"Thank you to General Motors and Walmart for starting the big jobs push back into the US!" Trump tweeted in response.
Since November, the incoming president has used the bully pulpit of his impending presidency to attack major companies, accusing defense contractors of overcharging for planes and threatening manufacturers with stiff import duties if they sell foreign-made goods on the US market.
In succession, business leaders appear to have answered Trump's call, pledging new US investments and domestic job creation.
- Wal-Mart Stores -
The mega retailer announced Tuesday it would invest $6.8 billion in the United States -- opening, expanding or relocating 59 Walmart and Sam's Club locations and creating 10,000 jobs in stores and online sales.
The company also pledged to spend $250 billion on products made, grown, assembled or sourced in the United States.
Shares in the company were up 2.3 percent toward 1900 GMT.
- General Motors -
The US auto giant said it would invest an additional $1 billion inside the United States on top of $2.6 billion already announced last year and would create 5,000 jobs in the coming years.
The announced move included 1,500 "retained" positions tied to investments in new vehicle and advanced technologies as well as 450 jobs returned from Mexico.
GM's statement came a week after a business-as-usual message from GM CEO Mary Barra, who told reporters at the Detroit Auto Show that the company would press ahead with plans to manufacture the latest version of its GMC Terrain SUV in Mexico.
Trump this month singled out GM for criticism on Twitter, threatening the company with import duties for selling a Mexican-made version of the Chevrolet Cruze on the US market.
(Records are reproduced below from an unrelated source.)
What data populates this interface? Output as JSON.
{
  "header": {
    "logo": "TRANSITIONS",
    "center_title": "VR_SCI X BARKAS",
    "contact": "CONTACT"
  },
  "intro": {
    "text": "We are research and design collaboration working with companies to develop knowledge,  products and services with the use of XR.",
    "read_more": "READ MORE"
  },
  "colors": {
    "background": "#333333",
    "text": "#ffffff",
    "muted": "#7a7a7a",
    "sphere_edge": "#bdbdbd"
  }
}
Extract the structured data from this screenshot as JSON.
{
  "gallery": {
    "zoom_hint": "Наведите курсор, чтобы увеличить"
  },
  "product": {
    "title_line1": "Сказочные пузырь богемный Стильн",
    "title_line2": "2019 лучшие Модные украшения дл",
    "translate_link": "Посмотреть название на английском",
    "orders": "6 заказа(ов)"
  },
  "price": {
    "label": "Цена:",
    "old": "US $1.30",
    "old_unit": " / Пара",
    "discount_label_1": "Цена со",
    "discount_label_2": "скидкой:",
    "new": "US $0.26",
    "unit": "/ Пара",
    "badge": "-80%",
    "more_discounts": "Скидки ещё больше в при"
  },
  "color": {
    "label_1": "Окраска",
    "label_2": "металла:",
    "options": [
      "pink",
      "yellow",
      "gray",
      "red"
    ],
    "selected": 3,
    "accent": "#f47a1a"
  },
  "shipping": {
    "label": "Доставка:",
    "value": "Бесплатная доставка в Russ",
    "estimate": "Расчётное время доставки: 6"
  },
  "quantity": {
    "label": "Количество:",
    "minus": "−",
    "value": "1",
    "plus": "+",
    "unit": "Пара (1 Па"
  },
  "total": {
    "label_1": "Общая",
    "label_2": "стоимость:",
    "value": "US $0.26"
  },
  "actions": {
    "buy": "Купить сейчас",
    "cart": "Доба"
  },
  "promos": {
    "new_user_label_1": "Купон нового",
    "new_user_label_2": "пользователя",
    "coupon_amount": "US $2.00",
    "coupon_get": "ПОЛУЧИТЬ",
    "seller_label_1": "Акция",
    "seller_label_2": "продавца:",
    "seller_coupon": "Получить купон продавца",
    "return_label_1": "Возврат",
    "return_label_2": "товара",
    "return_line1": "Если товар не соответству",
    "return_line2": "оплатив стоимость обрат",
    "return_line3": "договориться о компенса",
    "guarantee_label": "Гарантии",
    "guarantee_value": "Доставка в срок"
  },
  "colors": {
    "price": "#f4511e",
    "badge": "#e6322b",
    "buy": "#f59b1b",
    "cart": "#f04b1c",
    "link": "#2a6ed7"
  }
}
About two percent of all Cruze cars sold in the US are Mexican-made, according to GM.
The company's share price had risen 0.2 percent in New York toward 1900 GMT.
- Bayer-Monsanto -
The German chemicals and pharmaceutical giant Bayer and the US agribusiness firm Monsanto, which Bayer is in the process of acquiring, announced about $8 billion in investment in agricultural research in the United States.
The announcement followed last week's meeting between Trump, Bayer CEO Werner Baumann and Monsanto chief Hugh Grant, which a Bayer spokesman described as "productive."
A Trump spokesman said the investments were coming "because the president-elect's focus on creating better business climate here in the United States, which has already increased consumer and small-business confidence since the election."
The companies, however, did not confirm Trump's statement that they would create at least 3,000 "new US high-tech jobs" or that they would commit to retaining the company's "9,000 plus US workforce."
In New York, Monsanto's shares had gained 0.5 percent by 1900 GMT.